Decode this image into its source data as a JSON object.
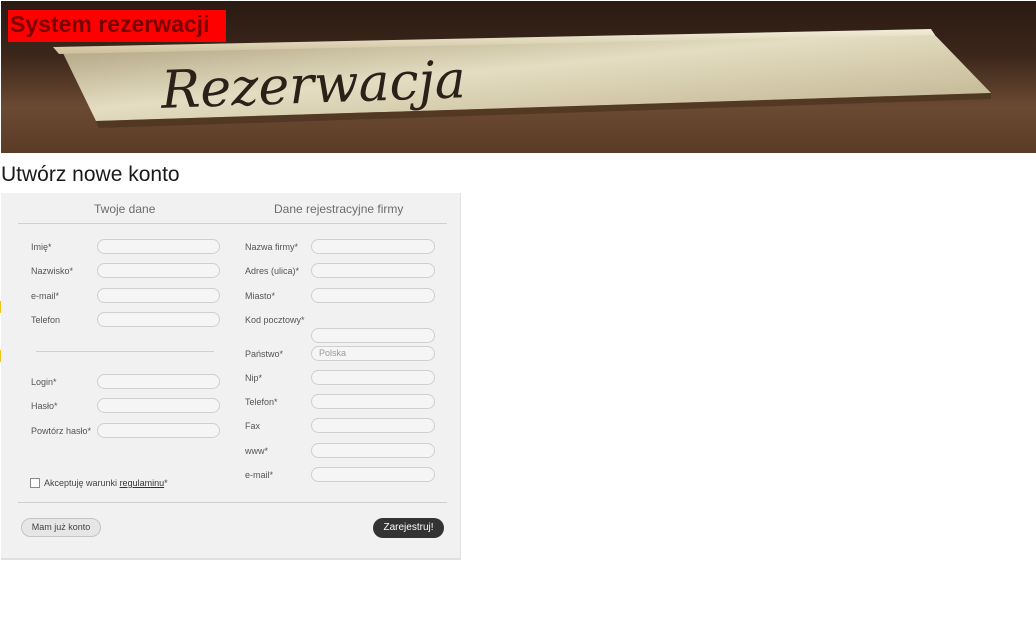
{
  "header": {
    "brand_title": "System rezerwacji",
    "banner_text": "Rezerwacja"
  },
  "page": {
    "heading": "Utwórz nowe konto"
  },
  "form": {
    "left_column_title": "Twoje dane",
    "right_column_title": "Dane rejestracyjne firmy",
    "personal": {
      "first_name_label": "Imię*",
      "last_name_label": "Nazwisko*",
      "email_label": "e-mail*",
      "phone_label": "Telefon",
      "login_label": "Login*",
      "password_label": "Hasło*",
      "password_repeat_label": "Powtórz hasło*"
    },
    "company": {
      "name_label": "Nazwa firmy*",
      "street_label": "Adres (ulica)*",
      "city_label": "Miasto*",
      "postal_label": "Kod pocztowy*",
      "country_label": "Państwo*",
      "country_placeholder": "Polska",
      "nip_label": "Nip*",
      "phone_label": "Telefon*",
      "fax_label": "Fax",
      "www_label": "www*",
      "email_label": "e-mail*"
    },
    "terms": {
      "prefix": "Akceptuję warunki",
      "link": "regulaminu",
      "suffix": "*"
    },
    "buttons": {
      "have_account": "Mam już konto",
      "register": "Zarejestruj!"
    }
  },
  "colors": {
    "brand_box": "#ff0000",
    "brand_text": "#7a0000",
    "register_button": "#333333"
  }
}
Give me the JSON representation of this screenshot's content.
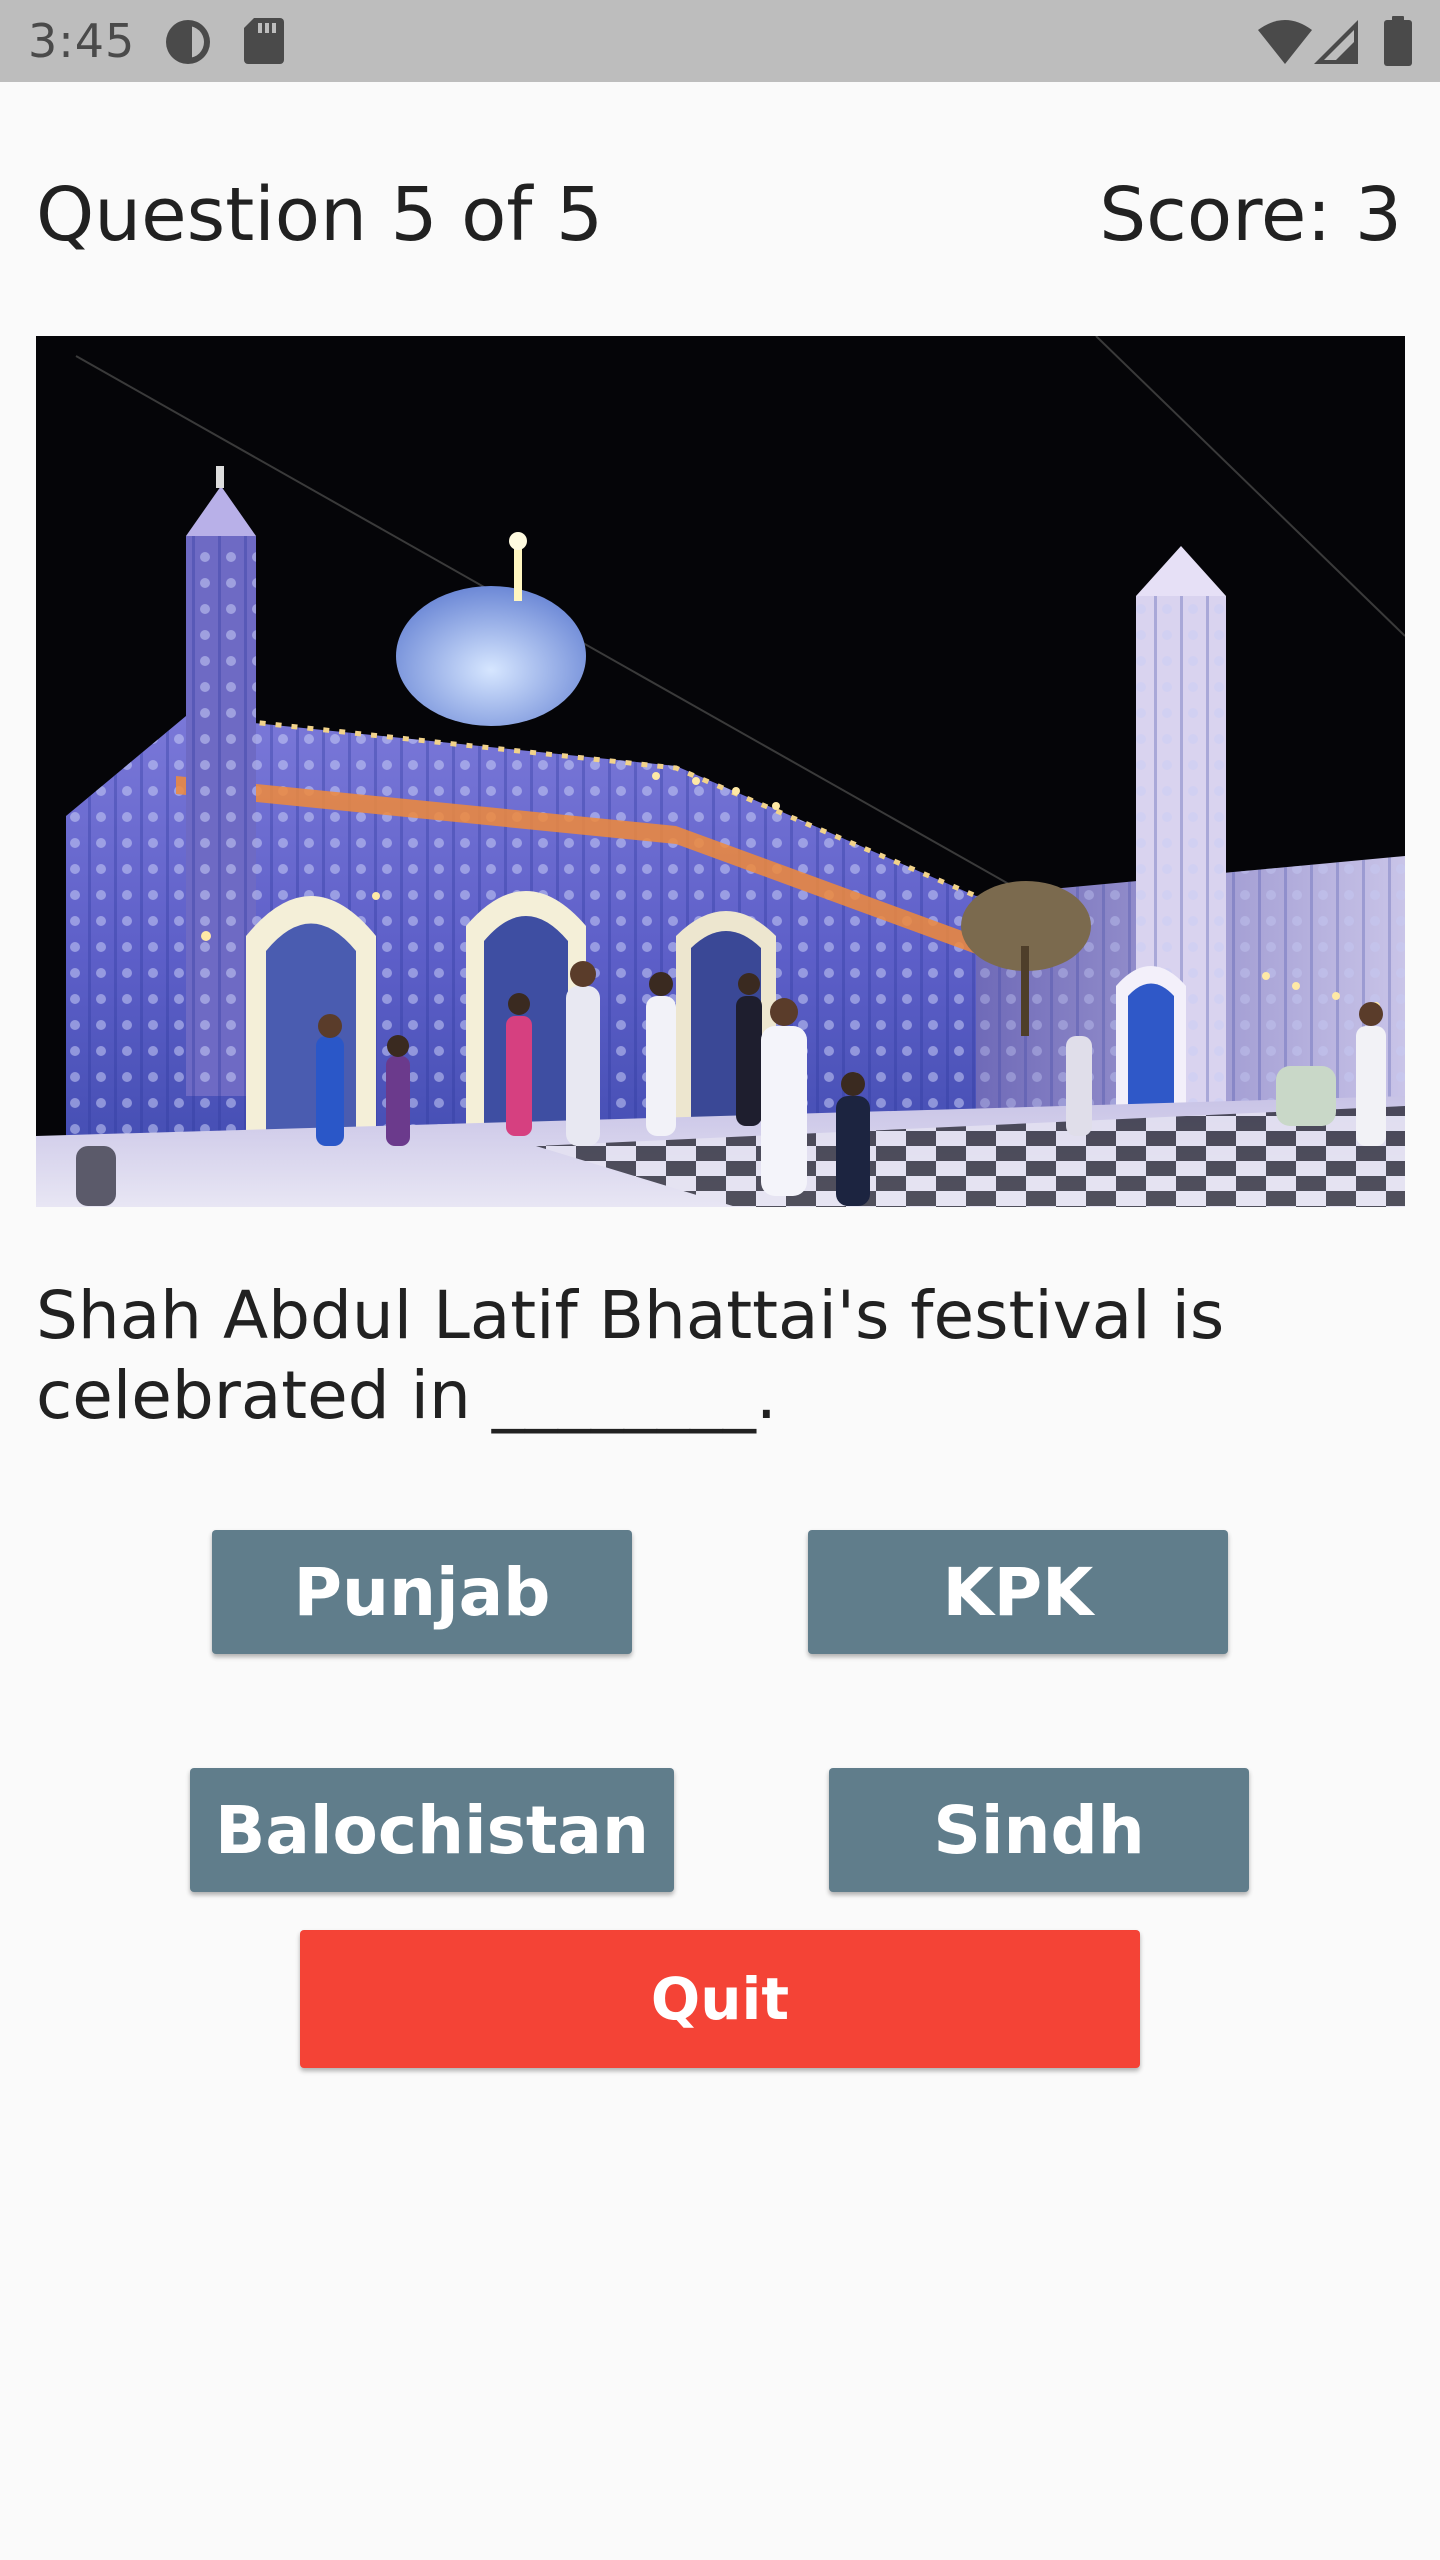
{
  "status_bar": {
    "time": "3:45",
    "icons": [
      "data-saver-icon",
      "sd-card-icon",
      "wifi-icon",
      "signal-icon",
      "battery-icon"
    ]
  },
  "quiz": {
    "question_counter": "Question 5 of 5",
    "score": "Score: 3",
    "image_icon": "shrine-photo",
    "question": "Shah Abdul Latif Bhattai's festival is celebrated in ________.",
    "answers": [
      "Punjab",
      "KPK",
      "Balochistan",
      "Sindh"
    ],
    "quit_label": "Quit"
  },
  "colors": {
    "status_bar": "#BDBDBD",
    "background": "#FAFAFA",
    "answer_button": "#607D8B",
    "quit_button": "#F44336",
    "text": "#212121"
  }
}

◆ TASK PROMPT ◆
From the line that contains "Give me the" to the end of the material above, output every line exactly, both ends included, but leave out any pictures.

◆ ANSWER TO THE EXERCISE ◆
Give me the JSON representation of this screenshot's content.
{
  "status_bar": {
    "time": "3:45",
    "icons": [
      "data-saver-icon",
      "sd-card-icon",
      "wifi-icon",
      "signal-icon",
      "battery-icon"
    ]
  },
  "quiz": {
    "question_counter": "Question 5 of 5",
    "score": "Score: 3",
    "image_icon": "shrine-photo",
    "question": "Shah Abdul Latif Bhattai's festival is celebrated in ________.",
    "answers": [
      "Punjab",
      "KPK",
      "Balochistan",
      "Sindh"
    ],
    "quit_label": "Quit"
  },
  "colors": {
    "status_bar": "#BDBDBD",
    "background": "#FAFAFA",
    "answer_button": "#607D8B",
    "quit_button": "#F44336",
    "text": "#212121"
  }
}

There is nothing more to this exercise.